These frequent gluts of supply are why capitalist economies often fall into slow growth and even long-term recessions and depressions. When there’s more stuff than can be bought, factories fire some of the workers making it, then the workers who were fired are forced to buy less, then the factories fire more people, in an ongoing vicious cycle.

One of the best weapons against this, as the U.S. and the rest of the world discovered by ending the Great Depression via World War II, is for the government to run deficits by cutting taxes or increasing spending or both. Well-designed deficits will put money in the pocket of people who don’t have much and will spend it.

But even if deficits generally make life better for most people, from the perspective of the 1 percent, they’re politically repellent. A fast-growing economy means low unemployment, which puts more power in the hands of workers and less in the hands of employers. It also may generate higher prices, which reduce the value of most kinds of bonds. (A classic explanation of why we have the ability to choose to create economic booms, and the intense resistance among the rich to their countries making such a choice, is the 1943 article, “Political Aspects of Full Employment” by Polish economist Michael Kalecki.)

Thus, Republicans pretend to care about deficits during Democratic administrations because they’re desperate to prevent their opponents from benefiting from deficits’ positive effects. Meanwhile, Democratic deficits are often run up with social spending rather than tax cuts, which Republicans oppose because they worry the spending will lead to future tax hikes. (And some just don’t like social spending, period.) But when the GOP takes power, it immediately discards its rhetoric to try to utilize deficits’ usefulness for themselves.

For instance, as top GOP conservative Rep. Mark Walker of North Carolina recently explained with admirable frankness, being against deficits is “a great talking point when you have an administration that’s Democrat-led. … It’s a little different now that Republicans have both houses and the administration.”

This doesn’t mean that the U.S. can afford anything we want. There are physical limits to what countries can produce (although as World War II showed, they’re looser than we may believe). But it’s those physical limits, not abstract numbers on a government ledger, that matter.

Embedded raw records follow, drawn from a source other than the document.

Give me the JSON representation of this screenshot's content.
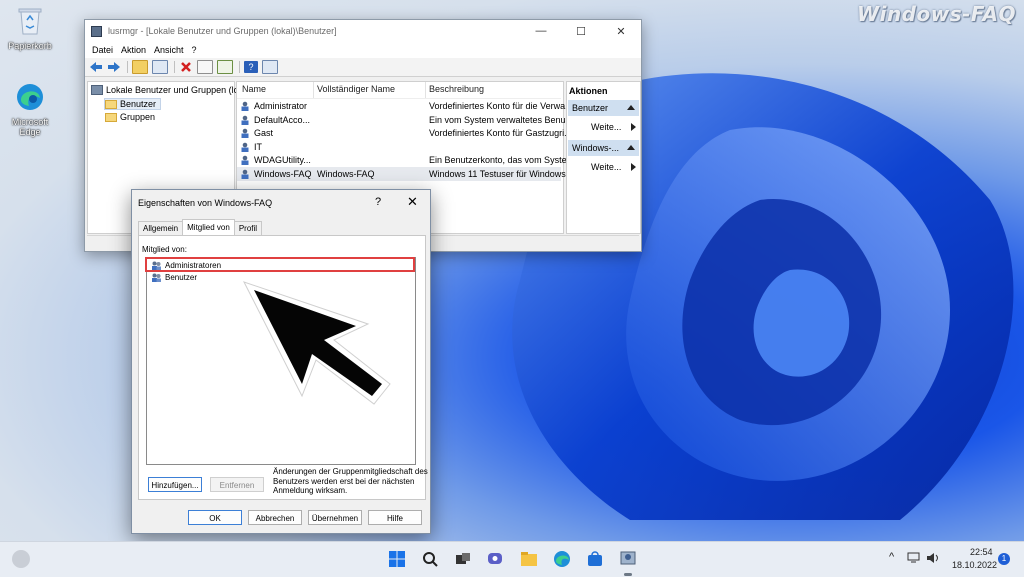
{
  "watermark": "Windows-FAQ",
  "desktop": {
    "icons": [
      {
        "label": "Papierkorb",
        "icon": "recycle-bin-icon"
      },
      {
        "label": "Microsoft Edge",
        "icon": "edge-icon"
      }
    ]
  },
  "mmc": {
    "title": "lusrmgr - [Lokale Benutzer und Gruppen (lokal)\\Benutzer]",
    "window_controls": {
      "minimize": "—",
      "maximize": "☐",
      "close": "✕"
    },
    "menu": [
      "Datei",
      "Aktion",
      "Ansicht",
      "?"
    ],
    "tree": {
      "root": "Lokale Benutzer und Gruppen (lo",
      "children": [
        "Benutzer",
        "Gruppen"
      ],
      "selected": "Benutzer"
    },
    "list": {
      "columns": [
        "Name",
        "Vollständiger Name",
        "Beschreibung"
      ],
      "rows": [
        {
          "name": "Administrator",
          "full_name": "",
          "description": "Vordefiniertes Konto für die Verwa..."
        },
        {
          "name": "DefaultAcco...",
          "full_name": "",
          "description": "Ein vom System verwaltetes Benu..."
        },
        {
          "name": "Gast",
          "full_name": "",
          "description": "Vordefiniertes Konto für Gastzugri..."
        },
        {
          "name": "IT",
          "full_name": "",
          "description": ""
        },
        {
          "name": "WDAGUtility...",
          "full_name": "",
          "description": "Ein Benutzerkonto, das vom Syste..."
        },
        {
          "name": "Windows-FAQ",
          "full_name": "Windows-FAQ",
          "description": "Windows 11 Testuser für Windows"
        }
      ]
    },
    "actions": {
      "header": "Aktionen",
      "sections": [
        {
          "title": "Benutzer",
          "item": "Weite..."
        },
        {
          "title": "Windows-...",
          "item": "Weite..."
        }
      ]
    }
  },
  "dialog": {
    "title": "Eigenschaften von Windows-FAQ",
    "help": "?",
    "close": "✕",
    "tabs": [
      "Allgemein",
      "Mitglied von",
      "Profil"
    ],
    "active_tab": "Mitglied von",
    "member_of_label": "Mitglied von:",
    "groups": [
      "Administratoren",
      "Benutzer"
    ],
    "highlighted_group": "Administratoren",
    "add_button": "Hinzufügen...",
    "remove_button": "Entfernen",
    "note": "Änderungen der Gruppenmitgliedschaft des Benutzers werden erst bei der nächsten Anmeldung wirksam.",
    "buttons": {
      "ok": "OK",
      "cancel": "Abbrechen",
      "apply": "Übernehmen",
      "help": "Hilfe"
    }
  },
  "taskbar": {
    "icons": [
      "weather-icon",
      "start-icon",
      "search-icon",
      "task-view-icon",
      "chat-icon",
      "explorer-icon",
      "edge-icon",
      "store-icon",
      "lusrmgr-icon"
    ],
    "tray": {
      "chevron": "^",
      "time": "22:54",
      "date": "18.10.2022",
      "notifications": "1"
    }
  }
}
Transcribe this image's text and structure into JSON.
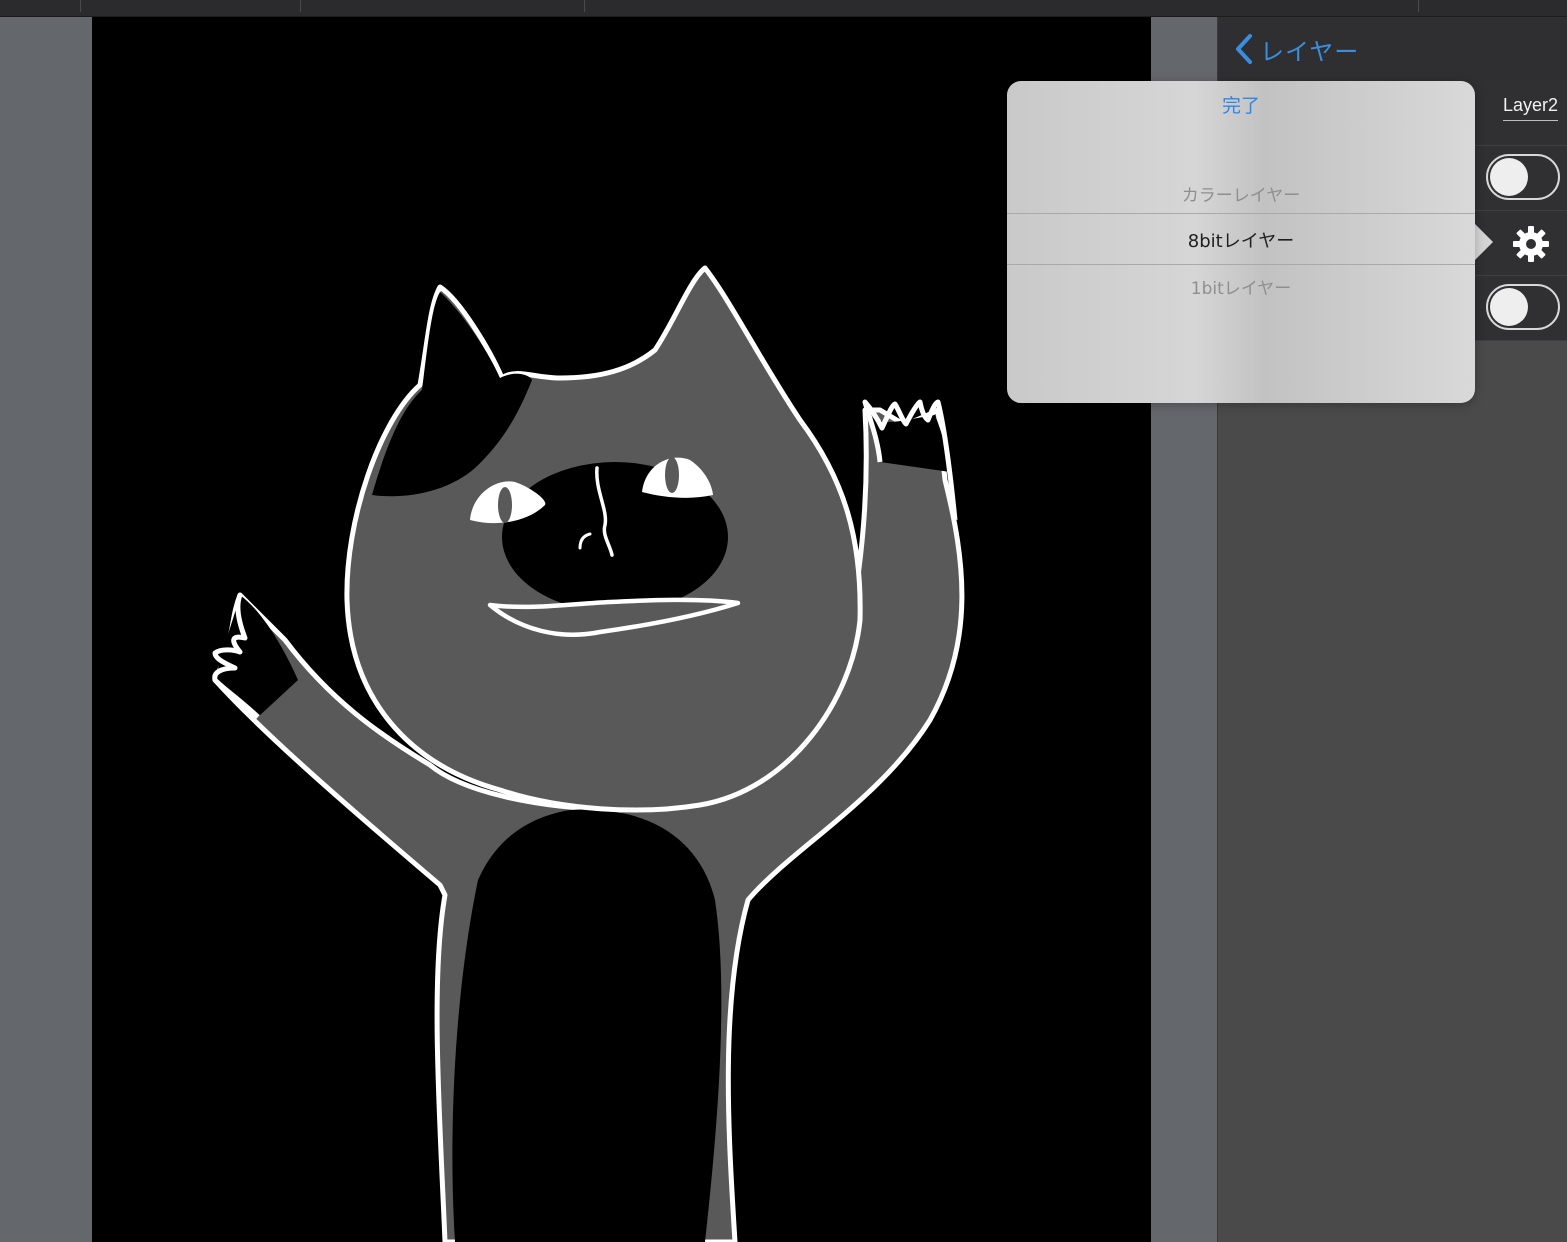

Stephanie Kelton, professor of inequality and policy at Stony Brook University, was an adviser to the 2016 Bernie Sanders presidential campaign. She’s a forceful advocate of this general perspective, known as “Modern Monetary Theory,” which says that there are several key measurements to examine to understand how close we are to those limits.

First, there’s “capacity utilization” — i.e., how much factories and corporations are producing versus how much they can produce. This graph from the Federal Reserve shows that capacity utilization is 76 percent, a level so low that during the past 50 years it’s usually been reached during recessions. In other words, the U.S. could make far, far more stuff on a moment’s notice.

Then there’s inflation. If we were anywhere near our ability to make things, the government’s spending would be bidding up labor and material, and we’d be seeing a sharp increase in inflation. We’re not.

Then, says Kelton, there’s the U-6 gauge of unemployment. Unlike the U-3 classification that’s generally mentioned in the media, U-6 includes not just people unemployed and actively looking for work, but those who’ve given up looking and part-timers who’d prefer to work more hours. Currently at 8.6 percent, U-6 was almost two percentage points lower during the late 1990s, without any spike in inflation.

Taken together, this is a clear snapshot of a country that could easily afford to completely rebuild Puerto Rico, as well as Florida and Houston, and do far, far more besides. The only reason for Trump’s ugly remarks about the cost of keeping Americans alive is that it involves using our nation’s incredible wealth to benefit regular people rather than the ultra-wealthy like himself.

Top photo: President Donald Trump takes part in a food and supply distribution at the Cavalry Chapel in Guaynabo, Puerto Rico, on Oct. 3, 2017.